The point of writing here, exactly here, as part of a-n talking, with its audience of artists and art professionals, is that, alongside introducing my art, I want to speak about how illness can place you and your work outside the art-loop. And try to find ways of addressing that.
It’s taken a bit of soul-searching. My first impulse is to be evasive about the extent of ‘my’ M.E., for all kinds of reasons, personal and professional:
• I hate the effects of being ill, how it slows me down so treacherously, curbs control and independence and makes my world smaller.
• I keep thinking improvement is just around the corner.
• I am worried that it will negatively affect, even dispel, offers of opportunities to exhibit my work.
• I don’t want to be labeled.
• I don’t want my art seen through its prism.
• I have times when I judge myself for being ill. (That’s not being helped by the prevailing complacent attitudes towards people with M.E.)
• And last year, which after all was a good one in terms of visibility of my art, here and abroad, I had hoped that my work would pull me bodily out into the world too. Didn’t.
It’s a fact: my work still travels better than I do!
And here is a small piece of mine: How near I had forgot was shown at Collectible, curated by Rosalind Davis and Annabel Tilley, which ended yesterday. Guess who was at the private view, beaming!

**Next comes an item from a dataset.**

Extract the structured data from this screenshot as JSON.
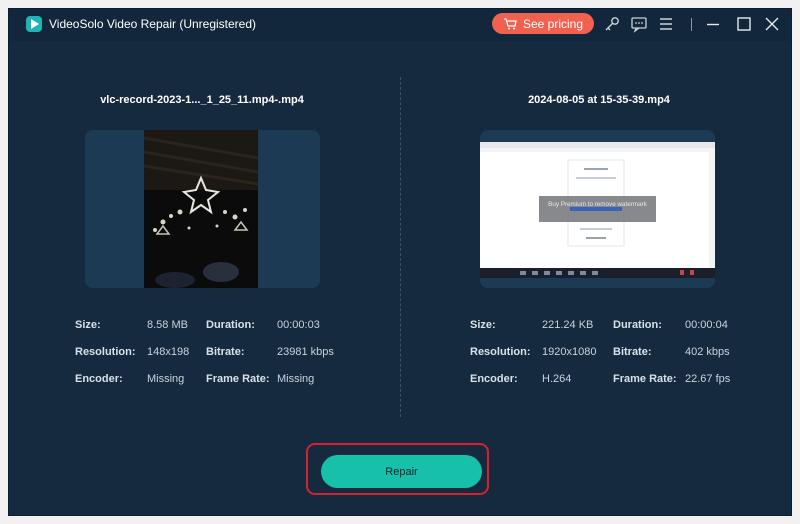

Materials: Crocheted from artificial hair
Dimensions: 16 cm x 12 cm